Stocks rose for a third day on Thursday on relief that a ratings cut by S&P in General Electric was just one notch and that no further cuts loomed, while data showed some stabilization in consumer spending.

GE shares jumped nearly 14 percent to $9.67 after Standard & Poor's ratings service lowered its credit rating one notch to 'AA+,' citing the performance of its finance unit, and assigned a stable outlook. Investors had feared the credit rating downgrade would be deeper or the outlook negative.

Adding to the positive tone were comments from Bank of America chief executive Kenneth Lewis, who said he is confident his bank would pass the government's stress test and would not need any more government capital.

Lewis' comments echoed statements by Citigroup and JP Morgan executives in the two prior trading sessions.

It's real good news from banks, said Hugh Johnson, chief investment officer of Johnson Illington Advisors in Albany, New York.

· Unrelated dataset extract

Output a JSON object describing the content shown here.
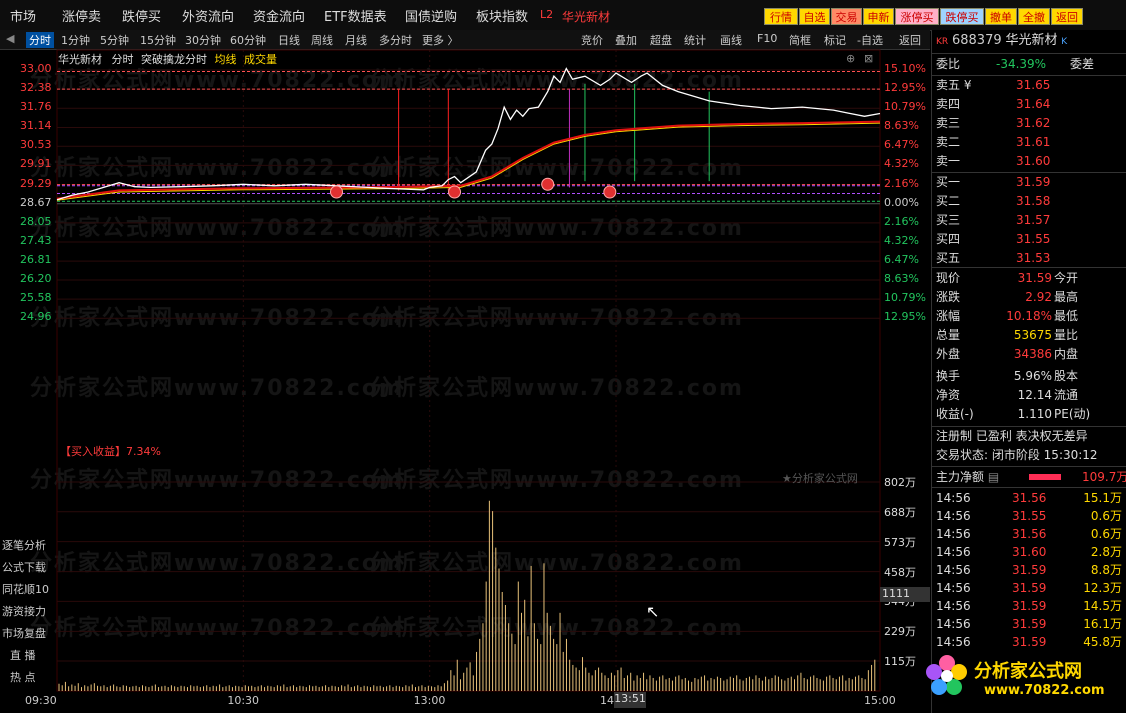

It indicates they are profitable and they are starting to increase their lending -- you couldn't ask for more than that.

They've all weighed in and given us some real hard evidence that things may not be as bad as we thought.

Wal-Mart Stores Inc , up 3 percent at $48.88, ranked among the Dow's top advancers following a government report that showed sales at U.S. retailers fell by an unexpectedly small margin in February.

The Dow Jones industrial average <.DJI> gained 158.42 points, or 2.29 percent, to 7,088.82. The Standard & Poor's 500 Index <.SPX> rose 18.58 points, or 2.58 percent, to 739.94. The Nasdaq Composite Index <.IXIC> added 29.36 points, or 2.14 percent, to 1,401.00.

Bank of America shares gained 15.2 percent to $5.68 and Citigroup rose 4.5 percent to $1.61. JP Morgan Chase added 8.3 percent to $22.10. The KBW Bank index <.BKX> climbed 6.8 percent.

(Editing by James Dalgleish)